"It probably should have been done by TSA a long time ago," he said. "When this first came out, somebody should have started giving somebody direction. ... All of us have asked those questions and never got an answer."
TSA will have waited too long on security measures if an incident occurs, he said.
"The bad thing is if you wanted to get on a plane in Wolf Point with something, you could. You could have come in from Canada and you could get on the plane and fly it into some place," he said. "We need to be prepared."
Construction is set to begin within the next two weeks on an airport extension in Wolf Point.
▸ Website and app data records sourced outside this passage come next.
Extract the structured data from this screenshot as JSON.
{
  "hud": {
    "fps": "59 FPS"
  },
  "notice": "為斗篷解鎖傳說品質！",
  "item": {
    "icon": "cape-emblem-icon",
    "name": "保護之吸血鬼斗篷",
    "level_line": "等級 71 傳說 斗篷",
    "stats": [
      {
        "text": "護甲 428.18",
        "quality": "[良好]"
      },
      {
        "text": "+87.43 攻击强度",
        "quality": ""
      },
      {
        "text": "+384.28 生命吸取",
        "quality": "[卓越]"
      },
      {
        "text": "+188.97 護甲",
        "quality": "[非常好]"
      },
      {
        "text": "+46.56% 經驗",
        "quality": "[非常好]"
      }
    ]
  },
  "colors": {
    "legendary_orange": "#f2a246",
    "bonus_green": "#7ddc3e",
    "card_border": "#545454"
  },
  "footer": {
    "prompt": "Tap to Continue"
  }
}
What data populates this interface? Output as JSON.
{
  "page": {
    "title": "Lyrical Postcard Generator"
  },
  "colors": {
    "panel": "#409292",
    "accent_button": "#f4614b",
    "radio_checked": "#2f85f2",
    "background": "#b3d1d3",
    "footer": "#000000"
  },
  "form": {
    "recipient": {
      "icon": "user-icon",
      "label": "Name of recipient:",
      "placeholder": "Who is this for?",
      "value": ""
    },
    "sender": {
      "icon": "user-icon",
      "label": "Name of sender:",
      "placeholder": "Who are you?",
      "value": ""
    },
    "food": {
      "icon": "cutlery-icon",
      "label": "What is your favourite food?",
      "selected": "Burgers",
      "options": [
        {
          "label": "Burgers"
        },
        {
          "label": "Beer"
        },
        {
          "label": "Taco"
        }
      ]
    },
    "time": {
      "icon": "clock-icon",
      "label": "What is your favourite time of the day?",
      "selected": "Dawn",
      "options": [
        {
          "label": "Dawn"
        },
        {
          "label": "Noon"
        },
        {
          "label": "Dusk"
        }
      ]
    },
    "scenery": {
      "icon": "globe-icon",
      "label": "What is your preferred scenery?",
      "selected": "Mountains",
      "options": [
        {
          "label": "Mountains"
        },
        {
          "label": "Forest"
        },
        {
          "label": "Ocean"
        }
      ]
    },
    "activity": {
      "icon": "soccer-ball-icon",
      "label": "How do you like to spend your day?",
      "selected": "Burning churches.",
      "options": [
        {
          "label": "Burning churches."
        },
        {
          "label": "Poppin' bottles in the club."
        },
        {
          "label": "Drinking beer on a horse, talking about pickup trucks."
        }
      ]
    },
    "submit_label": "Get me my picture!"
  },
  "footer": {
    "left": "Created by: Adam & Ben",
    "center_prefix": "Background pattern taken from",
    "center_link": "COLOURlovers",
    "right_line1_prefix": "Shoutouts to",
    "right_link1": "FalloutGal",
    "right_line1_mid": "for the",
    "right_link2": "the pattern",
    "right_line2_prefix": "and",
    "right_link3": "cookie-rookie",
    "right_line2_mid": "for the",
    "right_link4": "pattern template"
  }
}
The city and county decided to fund it because they realized they do not have enough space for security screening if the TSA decides to implement it quickly, Isle said.
"Nobody's telling us anything, but if they decide to do this in six weeks, six months, a year, we can't handle it, we can't do it because we don't have a place to put them," he said.
Jerry Moline, airport manager in Lewistown, said he is fine with the current system and does not know what TSA's alternatives would be.
"They've always had minimal security here as far as being questioned about what they might be carrying in their luggage," he said. "They are asked for ID, but there's no X-rays or anything like that."
Leon Baker, airport manager in Glendive, said TSA plans have been in the making for the past year but that he doesn't know where the agency is going with it. "When are things going to happen, what's the plan?" he asked.
Baucus said rural airports need to be kept secure just like urban facilities.
"I do not want our rural airports to become a back door for illegal activity," he said. "That's why I'm working to beef up security at Essential Air Service airports in Montana and across the country."
Burns said, "This is an unnecessary hassle for Montanans in these communities. ... We need a better system for these Montana airports and this is definitely a step in the right direction."